Exclude images, then output the remaining data verbatim.
....
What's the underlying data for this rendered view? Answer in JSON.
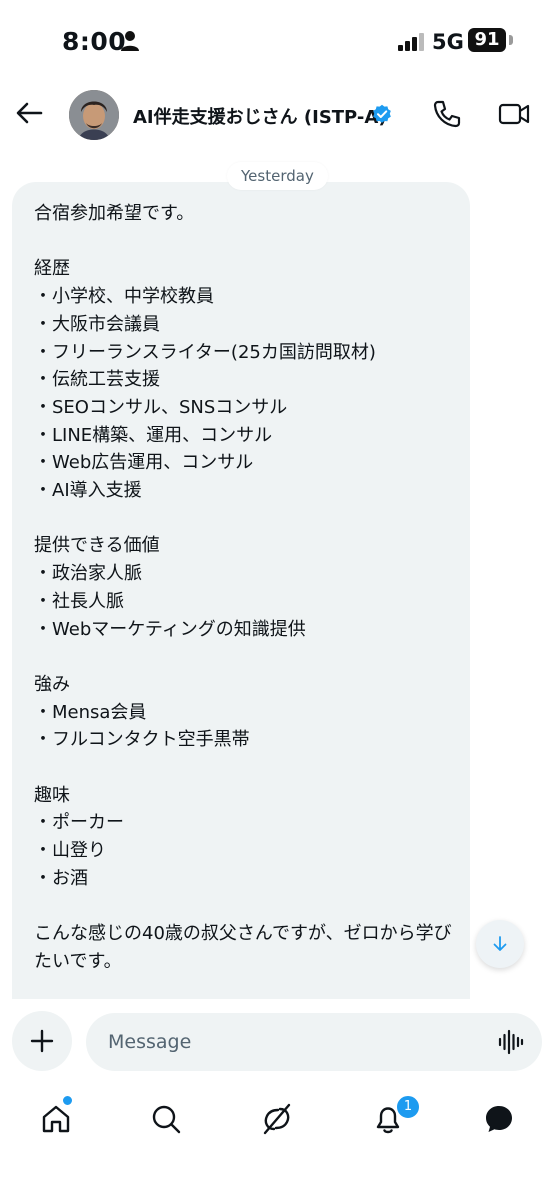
{
  "status_bar": {
    "time": "8:00",
    "network": "5G",
    "battery": "91"
  },
  "header": {
    "title": "AI伴走支援おじさん (ISTP-A)"
  },
  "chat": {
    "day_label": "Yesterday",
    "message": "合宿参加希望です。\n\n経歴\n・小学校、中学校教員\n・大阪市会議員\n・フリーランスライター(25カ国訪問取材)\n・伝統工芸支援\n・SEOコンサル、SNSコンサル\n・LINE構築、運用、コンサル\n・Web広告運用、コンサル\n・AI導入支援\n\n提供できる価値\n・政治家人脈\n・社長人脈\n・Webマーケティングの知識提供\n\n強み\n・Mensa会員\n・フルコンタクト空手黒帯\n\n趣味\n・ポーカー\n・山登り\n・お酒\n\nこんな感じの40歳の叔父さんですが、ゼロから学びたいです。"
  },
  "composer": {
    "placeholder": "Message"
  },
  "tabbar": {
    "notifications_count": "1"
  },
  "colors": {
    "accent": "#1d9bf0",
    "bubble": "#eff3f4",
    "text": "#0f1419"
  }
}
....
- **RESPONSE FOR THIS EXERCISE**:
What's the underlying data for this rendered view? Answer in JSON.
{
  "status_bar": {
    "time": "8:00",
    "network": "5G",
    "battery": "91"
  },
  "header": {
    "title": "AI伴走支援おじさん (ISTP-A)"
  },
  "chat": {
    "day_label": "Yesterday",
    "message": "合宿参加希望です。\n\n経歴\n・小学校、中学校教員\n・大阪市会議員\n・フリーランスライター(25カ国訪問取材)\n・伝統工芸支援\n・SEOコンサル、SNSコンサル\n・LINE構築、運用、コンサル\n・Web広告運用、コンサル\n・AI導入支援\n\n提供できる価値\n・政治家人脈\n・社長人脈\n・Webマーケティングの知識提供\n\n強み\n・Mensa会員\n・フルコンタクト空手黒帯\n\n趣味\n・ポーカー\n・山登り\n・お酒\n\nこんな感じの40歳の叔父さんですが、ゼロから学びたいです。"
  },
  "composer": {
    "placeholder": "Message"
  },
  "tabbar": {
    "notifications_count": "1"
  },
  "colors": {
    "accent": "#1d9bf0",
    "bubble": "#eff3f4",
    "text": "#0f1419"
  }
}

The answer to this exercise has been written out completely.